Sorry for the lack of content this month. I recently started a new job and haven’t really had much of an opportunity to work on any reviews as a result. In the meantime, and to give the title of this update post a second meaning, I also got a booster COVID shot as was recommended. I suggest anyone who can does likewise.

Continue reading

Donkey Kong Land III

Donkey Kong Land III

Donkey Kong Country 3 was released in November of 1996. Although it received positive reviews, its sales figures were noticeably less than those of its direct predecessor. This is largely because it had the misfortune of being released in the shadow of Super Mario 64 and the 3D revolution it kickstarted. Regardless, as Rare had much success in the Game Boy market with their Donkey Kong Land series, it only made sense for them to make an equivalent game for the concluding Donkey Kong Country trilogy installment as well. This game, entitled Donkey Kong Land III was released in October of 1997 in both North America and Europe. Japanese enthusiasts would receive a color update for this game in 2000, which utilized the abilities of the then-newest Game Boy model. Donkey Kong Land III was widely praised with some calling it the best game in the Donkey Kong Land trilogy. Was the game the power move its Super NES counterpart managed to be?
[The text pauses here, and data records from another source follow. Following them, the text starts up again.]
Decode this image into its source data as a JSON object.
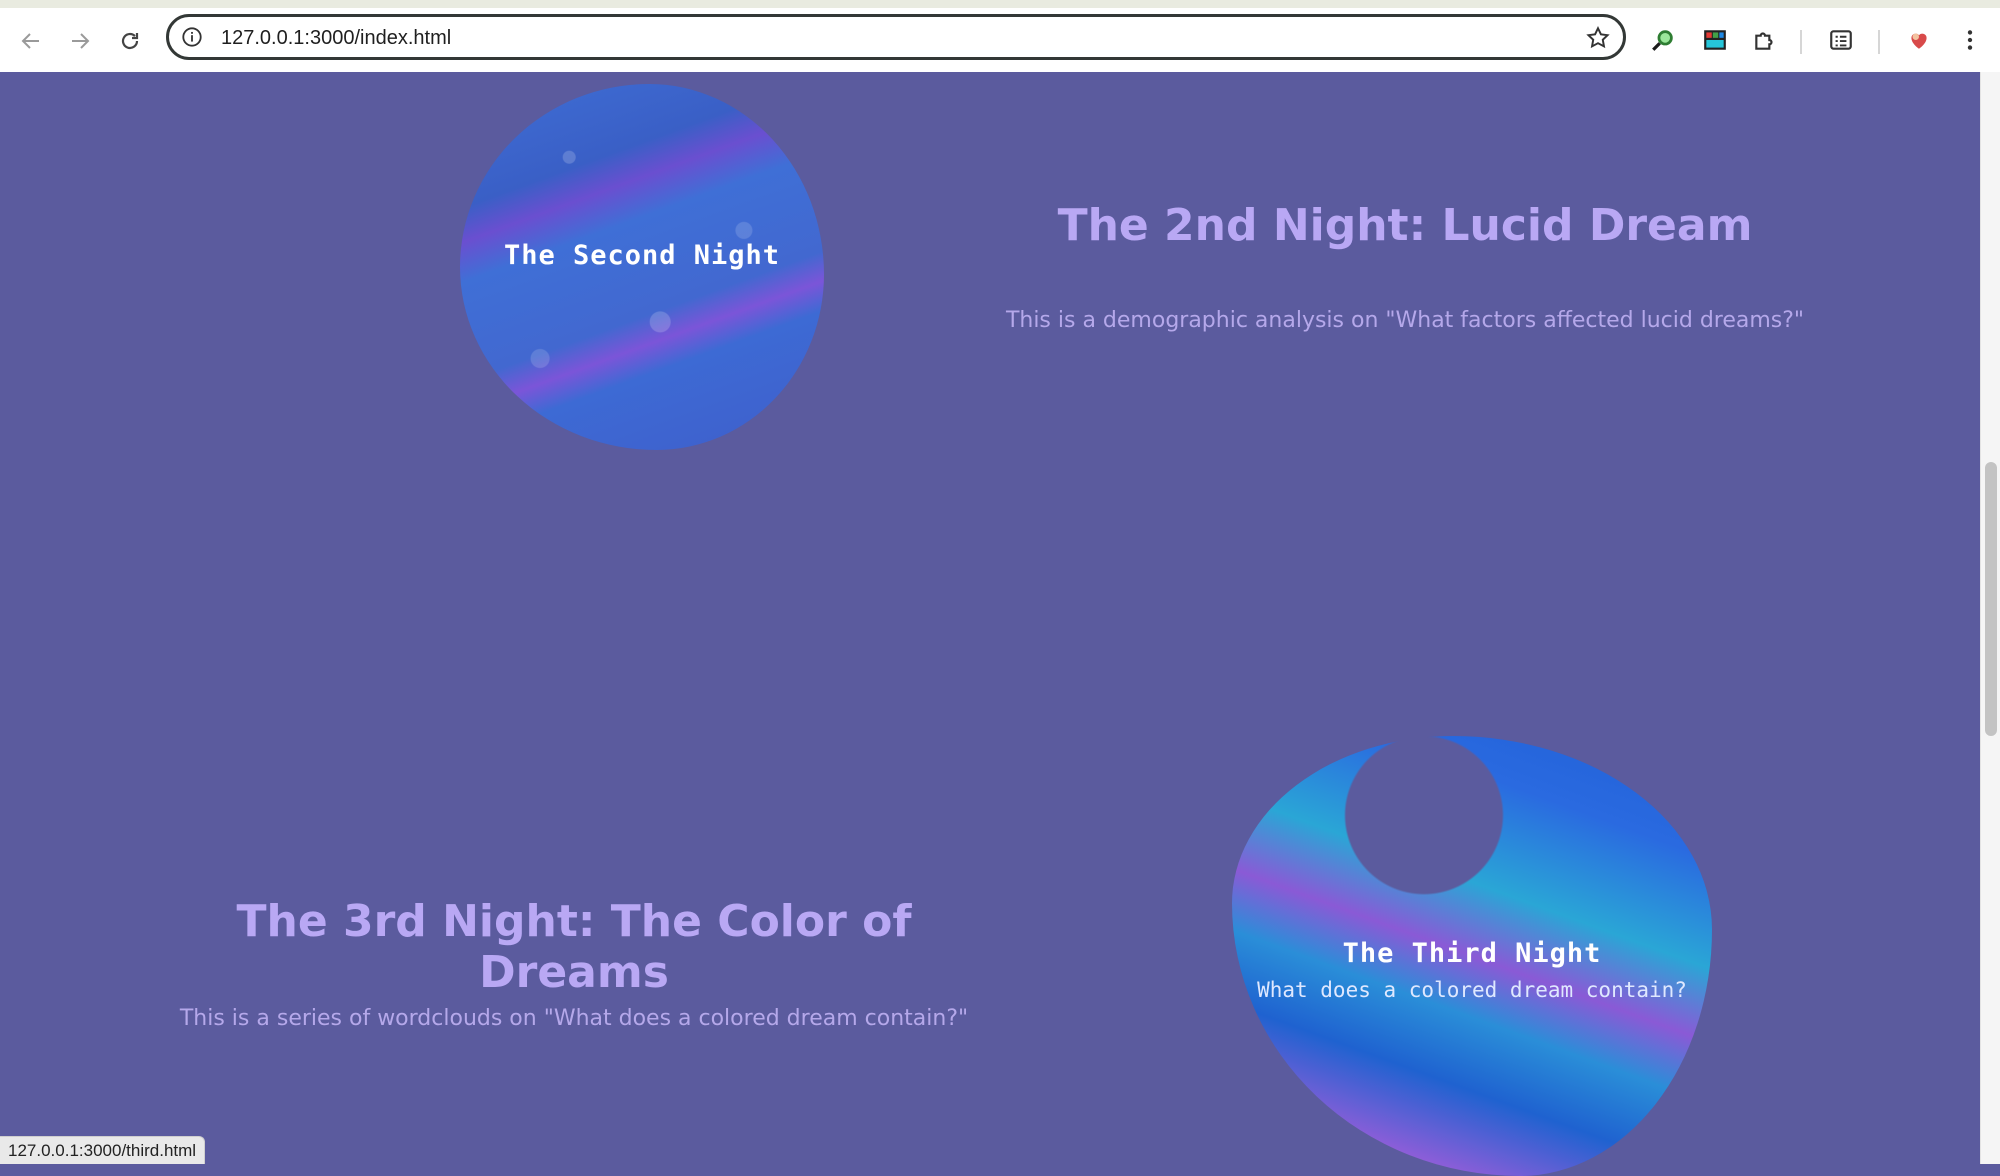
{
  "browser": {
    "url": "127.0.0.1:3000/index.html",
    "status_url": "127.0.0.1:3000/third.html"
  },
  "sections": [
    {
      "blob_title": "The Second Night",
      "heading": "The 2nd Night: Lucid Dream",
      "description": "This is a demographic analysis on \"What factors affected lucid dreams?\""
    },
    {
      "blob_title": "The Third Night",
      "blob_subtitle": "What does a colored dream contain?",
      "heading": "The 3rd Night: The Color of Dreams",
      "description": "This is a series of wordclouds on \"What does a colored dream contain?\""
    }
  ],
  "colors": {
    "page_background": "#5b5b9e",
    "heading": "#b9a8f4",
    "description": "#b5a8ea"
  }
}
Continue reading

Donkey Kong Land 2

Donkey Kong Land 2

Donkey Kong Country 2 was released in November of 1995. Much like its predecessor, it was a critical and commercial success. It became the sixth bestselling game on its platform, the Super NES. In fact, it was the single bestselling game on that console to not be packaged with the system. Meanwhile, developers at Rare had another success on their hands in the form of Donkey Kong Land, a Game Boy counterpart to the original Donkey Kong Country. As Donkey Kong Land sold over three-million copies, a sequel was inevitable. The game was finished and subsequently launched in North America in September of 1996 before seeing a broader release in Japan and Europe the following November. With Donkey Kong Country 2 being a massive improvement over its direct predecessor, how does its Game Boy counterpart fare?

Continue reading

Donkey Kong Land

Donkey Kong Land

In the year 1994, the Twycross, England-based developer Rare put the finishing touches on Donkey Kong Country. Their game saw its release that autumn, and it quickly became one of the SNES’s bestselling titles. While the company had success developing games for the NES, Donkey Kong County was what put them on the map for many an enthusiast thanks in part to their close collaboration with Nintendo and the eye-catching presentation courtesy of the then-state-of-the-art Silicon Graphics workstations they employed.

However, as Rare co-founders Tim and Chris Stamper helmed the development of Donkey Kong Country, a second team formed to create another game starring the title ape. Nintendo’s Game Boy was released in 1989 and had become the single most successful handheld console to date. Realizing the potential of the handheld device, this second team sought to create a game for that platform. Created with the same Silicon Graphics workstations and Advanced Computer Modeling technique they utilized to develop Donkey Kong Country, this game was completed in the summer of 1995.

Named Donkey Kong Land, the game received fairly positive reviews with many critics praising its graphical presentation. It was eventually awarded the title of “Best Game Boy Game of 1995” by both Electronic Gaming Monthly and GamePro. Having moved more than three-million units, Donkey Kong Land ensured that Rare had a bestselling game in both the home console and handheld markets. With a high standard to live up to, how does Donkey Kong Land compare to its 16-bit counterpart?

Continue reading

August 2021 in Summary: It’s on Like Donkey Kong!

Donkey Kong Country 2 - Haunted Hall

The release of a new Ace Attorney game is something I’m both excited for and slightly annoyed by. Don’t get me wrong, it’s a great series, but it’s also filled to the brim with spoilers that I know that when a new installment comes out, I have to drop pretty much everything I’m doing to play it if I’m to experience it completely fresh, hence the low number of films I ended up watching this month.

Continue reading